▶ [What the exercise asks]:
A word-for-word reproduction of the listing is required.

___ Given information

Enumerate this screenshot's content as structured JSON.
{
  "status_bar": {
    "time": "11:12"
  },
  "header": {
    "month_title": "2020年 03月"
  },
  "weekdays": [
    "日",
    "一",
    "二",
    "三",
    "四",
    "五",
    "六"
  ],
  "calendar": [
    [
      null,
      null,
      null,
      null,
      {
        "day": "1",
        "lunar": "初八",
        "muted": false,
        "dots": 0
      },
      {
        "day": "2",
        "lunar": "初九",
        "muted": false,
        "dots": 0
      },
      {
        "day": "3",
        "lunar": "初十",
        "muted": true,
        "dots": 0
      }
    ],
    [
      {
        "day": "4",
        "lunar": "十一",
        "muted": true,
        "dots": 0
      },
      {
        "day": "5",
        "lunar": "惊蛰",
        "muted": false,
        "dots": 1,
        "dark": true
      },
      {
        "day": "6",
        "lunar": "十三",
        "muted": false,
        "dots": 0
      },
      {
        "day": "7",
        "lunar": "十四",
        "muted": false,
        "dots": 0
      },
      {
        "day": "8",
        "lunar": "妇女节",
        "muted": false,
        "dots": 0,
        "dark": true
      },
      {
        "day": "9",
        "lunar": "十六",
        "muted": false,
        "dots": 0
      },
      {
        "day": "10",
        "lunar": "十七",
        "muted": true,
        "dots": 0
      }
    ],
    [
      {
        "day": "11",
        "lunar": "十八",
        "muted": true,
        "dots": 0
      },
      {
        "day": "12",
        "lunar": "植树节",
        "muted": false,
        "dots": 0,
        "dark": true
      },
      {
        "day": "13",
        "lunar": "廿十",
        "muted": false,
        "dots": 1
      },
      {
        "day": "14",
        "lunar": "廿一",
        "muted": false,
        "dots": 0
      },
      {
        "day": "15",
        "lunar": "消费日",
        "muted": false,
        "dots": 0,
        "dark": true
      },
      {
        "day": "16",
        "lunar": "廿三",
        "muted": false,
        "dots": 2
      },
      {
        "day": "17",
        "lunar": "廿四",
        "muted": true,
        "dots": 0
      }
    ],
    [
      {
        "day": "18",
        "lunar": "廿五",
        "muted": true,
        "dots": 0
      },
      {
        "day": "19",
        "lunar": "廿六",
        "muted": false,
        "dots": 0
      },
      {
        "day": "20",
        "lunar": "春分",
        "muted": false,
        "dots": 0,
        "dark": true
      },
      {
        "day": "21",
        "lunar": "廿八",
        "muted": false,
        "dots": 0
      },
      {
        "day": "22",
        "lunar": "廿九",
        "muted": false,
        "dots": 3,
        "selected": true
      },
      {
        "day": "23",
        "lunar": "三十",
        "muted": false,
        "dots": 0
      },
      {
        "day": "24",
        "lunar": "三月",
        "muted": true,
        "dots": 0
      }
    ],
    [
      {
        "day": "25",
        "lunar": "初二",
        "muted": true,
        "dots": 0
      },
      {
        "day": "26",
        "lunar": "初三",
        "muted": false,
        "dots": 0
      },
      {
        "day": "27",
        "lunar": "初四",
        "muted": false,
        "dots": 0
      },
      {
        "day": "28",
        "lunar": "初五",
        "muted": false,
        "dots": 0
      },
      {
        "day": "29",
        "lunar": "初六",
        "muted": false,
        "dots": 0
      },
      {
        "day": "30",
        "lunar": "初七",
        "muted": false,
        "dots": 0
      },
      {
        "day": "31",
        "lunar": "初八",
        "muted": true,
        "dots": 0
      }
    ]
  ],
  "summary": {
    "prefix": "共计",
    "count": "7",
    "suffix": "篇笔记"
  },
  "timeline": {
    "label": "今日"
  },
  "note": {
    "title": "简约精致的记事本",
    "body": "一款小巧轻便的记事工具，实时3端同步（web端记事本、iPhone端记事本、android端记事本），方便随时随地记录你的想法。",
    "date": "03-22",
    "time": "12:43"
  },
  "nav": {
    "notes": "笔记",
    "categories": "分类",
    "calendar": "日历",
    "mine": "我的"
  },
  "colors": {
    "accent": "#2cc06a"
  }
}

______

▶ [Your response]:
Enumerate this screenshot's content as structured JSON.
{
  "status_bar": {
    "time": "11:12"
  },
  "header": {
    "month_title": "2020年 03月"
  },
  "weekdays": [
    "日",
    "一",
    "二",
    "三",
    "四",
    "五",
    "六"
  ],
  "calendar": [
    [
      null,
      null,
      null,
      null,
      {
        "day": "1",
        "lunar": "初八",
        "muted": false,
        "dots": 0
      },
      {
        "day": "2",
        "lunar": "初九",
        "muted": false,
        "dots": 0
      },
      {
        "day": "3",
        "lunar": "初十",
        "muted": true,
        "dots": 0
      }
    ],
    [
      {
        "day": "4",
        "lunar": "十一",
        "muted": true,
        "dots": 0
      },
      {
        "day": "5",
        "lunar": "惊蛰",
        "muted": false,
        "dots": 1,
        "dark": true
      },
      {
        "day": "6",
        "lunar": "十三",
        "muted": false,
        "dots": 0
      },
      {
        "day": "7",
        "lunar": "十四",
        "muted": false,
        "dots": 0
      },
      {
        "day": "8",
        "lunar": "妇女节",
        "muted": false,
        "dots": 0,
        "dark": true
      },
      {
        "day": "9",
        "lunar": "十六",
        "muted": false,
        "dots": 0
      },
      {
        "day": "10",
        "lunar": "十七",
        "muted": true,
        "dots": 0
      }
    ],
    [
      {
        "day": "11",
        "lunar": "十八",
        "muted": true,
        "dots": 0
      },
      {
        "day": "12",
        "lunar": "植树节",
        "muted": false,
        "dots": 0,
        "dark": true
      },
      {
        "day": "13",
        "lunar": "廿十",
        "muted": false,
        "dots": 1
      },
      {
        "day": "14",
        "lunar": "廿一",
        "muted": false,
        "dots": 0
      },
      {
        "day": "15",
        "lunar": "消费日",
        "muted": false,
        "dots": 0,
        "dark": true
      },
      {
        "day": "16",
        "lunar": "廿三",
        "muted": false,
        "dots": 2
      },
      {
        "day": "17",
        "lunar": "廿四",
        "muted": true,
        "dots": 0
      }
    ],
    [
      {
        "day": "18",
        "lunar": "廿五",
        "muted": true,
        "dots": 0
      },
      {
        "day": "19",
        "lunar": "廿六",
        "muted": false,
        "dots": 0
      },
      {
        "day": "20",
        "lunar": "春分",
        "muted": false,
        "dots": 0,
        "dark": true
      },
      {
        "day": "21",
        "lunar": "廿八",
        "muted": false,
        "dots": 0
      },
      {
        "day": "22",
        "lunar": "廿九",
        "muted": false,
        "dots": 3,
        "selected": true
      },
      {
        "day": "23",
        "lunar": "三十",
        "muted": false,
        "dots": 0
      },
      {
        "day": "24",
        "lunar": "三月",
        "muted": true,
        "dots": 0
      }
    ],
    [
      {
        "day": "25",
        "lunar": "初二",
        "muted": true,
        "dots": 0
      },
      {
        "day": "26",
        "lunar": "初三",
        "muted": false,
        "dots": 0
      },
      {
        "day": "27",
        "lunar": "初四",
        "muted": false,
        "dots": 0
      },
      {
        "day": "28",
        "lunar": "初五",
        "muted": false,
        "dots": 0
      },
      {
        "day": "29",
        "lunar": "初六",
        "muted": false,
        "dots": 0
      },
      {
        "day": "30",
        "lunar": "初七",
        "muted": false,
        "dots": 0
      },
      {
        "day": "31",
        "lunar": "初八",
        "muted": true,
        "dots": 0
      }
    ]
  ],
  "summary": {
    "prefix": "共计",
    "count": "7",
    "suffix": "篇笔记"
  },
  "timeline": {
    "label": "今日"
  },
  "note": {
    "title": "简约精致的记事本",
    "body": "一款小巧轻便的记事工具，实时3端同步（web端记事本、iPhone端记事本、android端记事本），方便随时随地记录你的想法。",
    "date": "03-22",
    "time": "12:43"
  },
  "nav": {
    "notes": "笔记",
    "categories": "分类",
    "calendar": "日历",
    "mine": "我的"
  },
  "colors": {
    "accent": "#2cc06a"
  }
}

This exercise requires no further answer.